Start of EXTRACTED MATERIAL
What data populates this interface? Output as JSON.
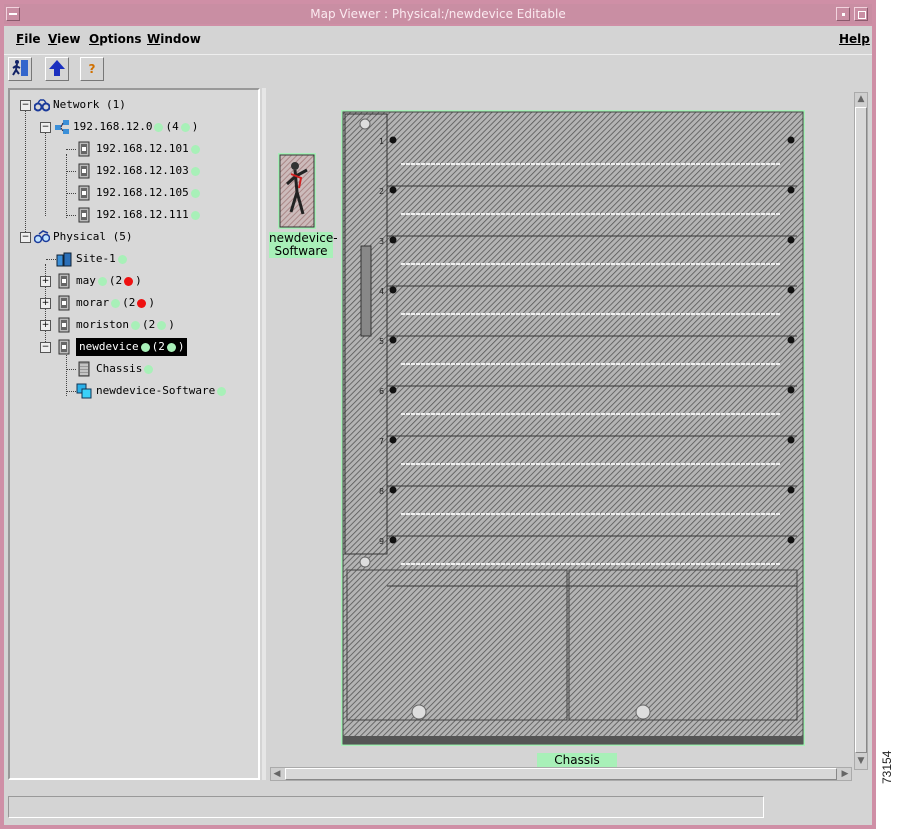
{
  "window": {
    "title": "Map Viewer : Physical:/newdevice     Editable"
  },
  "menubar": {
    "items": [
      {
        "label": "File",
        "underline": "F",
        "rest": "ile"
      },
      {
        "label": "View",
        "underline": "V",
        "rest": "iew"
      },
      {
        "label": "Options",
        "underline": "O",
        "rest": "ptions"
      },
      {
        "label": "Window",
        "underline": "W",
        "rest": "indow"
      }
    ],
    "help": "Help"
  },
  "toolbar": {
    "buttons": [
      {
        "icon": "exit-icon"
      },
      {
        "icon": "up-arrow-icon"
      },
      {
        "icon": "help-question-icon"
      }
    ],
    "help_glyph": "?"
  },
  "tree": {
    "network_label": "Network",
    "network_count": "(1)",
    "subnet_label": "192.168.12.0",
    "subnet_count_open": "(4",
    "subnet_count_close": ")",
    "hosts": [
      "192.168.12.101",
      "192.168.12.103",
      "192.168.12.105",
      "192.168.12.111"
    ],
    "physical_label": "Physical",
    "physical_count": "(5)",
    "site_label": "Site-1",
    "devices": [
      {
        "label": "may",
        "count_open": "(2",
        "status": "red",
        "count_close": ")"
      },
      {
        "label": "morar",
        "count_open": "(2",
        "status": "red",
        "count_close": ")"
      },
      {
        "label": "moriston",
        "count_open": "(2",
        "status": "green",
        "count_close": ")"
      },
      {
        "label": "newdevice",
        "count_open": "(2",
        "status": "green",
        "count_close": ")"
      }
    ],
    "children": [
      "Chassis",
      "newdevice-Software"
    ],
    "expander_minus": "−",
    "expander_plus": "+"
  },
  "map": {
    "software_label_line1": "newdevice-",
    "software_label_line2": "Software",
    "chassis_label": "Chassis",
    "slot_numbers": [
      "1",
      "2",
      "3",
      "4",
      "5",
      "6",
      "7",
      "8",
      "9"
    ]
  },
  "side_figure_number": "73154",
  "colors": {
    "window_frame": "#cf8fa6",
    "client_bg": "#d4d4d4",
    "status_ok": "#a8f0b8",
    "status_alarm": "#ee1111",
    "chassis_hatch": "#555555",
    "label_bg": "#a8f0b8"
  }
}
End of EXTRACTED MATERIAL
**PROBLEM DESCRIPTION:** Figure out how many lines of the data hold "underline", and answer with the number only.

**REPLY:** 4